For the topping:

2 cloves of garlic unpeeled

6 floury potatoes – peeled and cut in half

knob of butter

80ml milk

50 g of parmesan cheese finely grated plus 2- 3 tablespoons to top.

For the filling:

1 tablespoon oil

1 brown onion, finely diced

1 carrot finely chopped

2 cloves of garlic, crushed

500g lamb mince

500ml beef or chicken stock

1 and 1/2 tablespoons tomato puree

80ml Worcestershire sauce

3 tablespoons HP Brown Sauce

3 tablespoons chipotle sauce

half a cup of frozen peas

salt and freshly ground black pepper

tomato sauce

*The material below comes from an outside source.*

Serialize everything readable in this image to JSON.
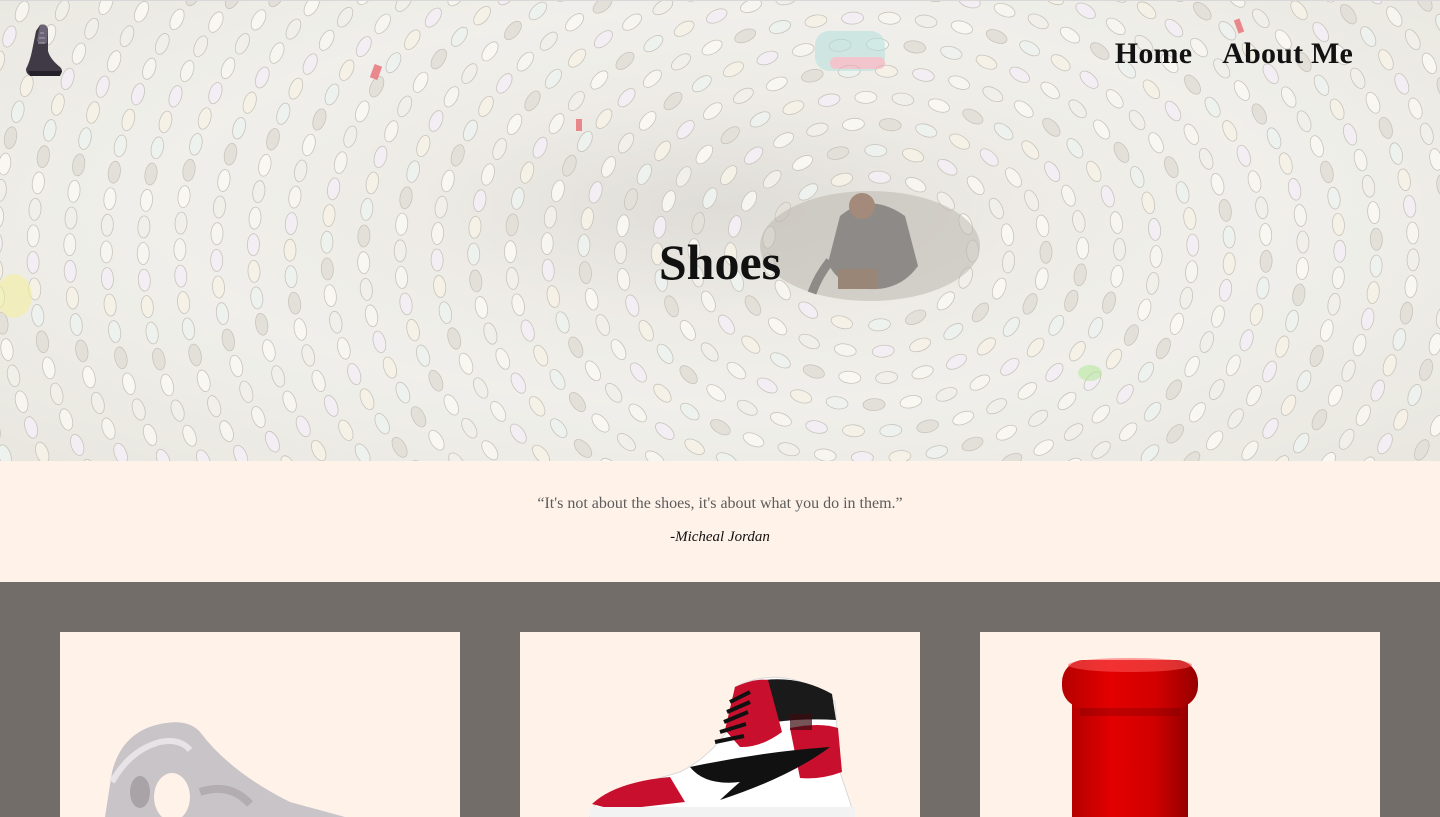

1. Preheat the oven to 180 degrees (fan)/ 200 degrees (not fan assisted). Put the garlic cloves on a baking tray and roast for about 30 minutes until soft. Take them out of the oven and leave to cool.

2. While the garlic is roasting – half fill a large saucepan with cold water. Season the water with a pinch of salt. Add the potatoes. Bring the water to the boil over a high heat and then reduce to simmer. Test the potatoes to see whether they are done by piercing the middle of the potato with a knife. The middle needs to be soft, otherwise your potatoes will be lumpy.

3. Drain the potatoes. Put them back in the pan. I break my potatoes up with a pastry cutter first (as I don’t have a potato ricer), then I mash my potatoes with a potato masher. If you want super smooth potatoes (and you don’t have a ricer) – then push the mashed potatoes through a fine sieve. Frankly this is too much hard work for me and I usually skip this step (read always skip this step). Add the butter and mix. Then add the milk, parmesan and garlic. Note you need to squeeze the soft garlic out of the papery skin on the outside. Season to taste with salt and pepper. At this point a proper cook would put the mashed potatoes in a piping bag. I don’t. But if you want to – you need to use a piping bag fitted with a star shaped nozzle. Leave the potatoes to one side.

4. While the potatoes are cooking, heat the oil in a large frying pan over a medium heat. Add the onion and carrot and fry until soft – about five minutes. Then add the garlic and fry for a further 5 minutes. Add the minced lamb and stir well, breaking up any clumps of meat. Cook until the lamb is nicely browned. Add the stock, tomato puree, Worcestershire sauce, brown sauce and chipotle sauce and mix. Season with salt and pepper. Simmer for about 20 minutes then add the peas. Simmer for a further 20 minutes until the sauce has thickened.

5. Spoon the mince into an ovenproof dish. You probably need something with a capacity of about 1.5l (from the photos you can see the dish I used was a teeny bit small). Carefully spoon the potato over the top of the mince (or pipe if you are fancy). Sprinkle with the extra grated parmesan. Bake for 40 minutes or until the potato is golden brown.

6. Squeeze on tomato sauce smiley face.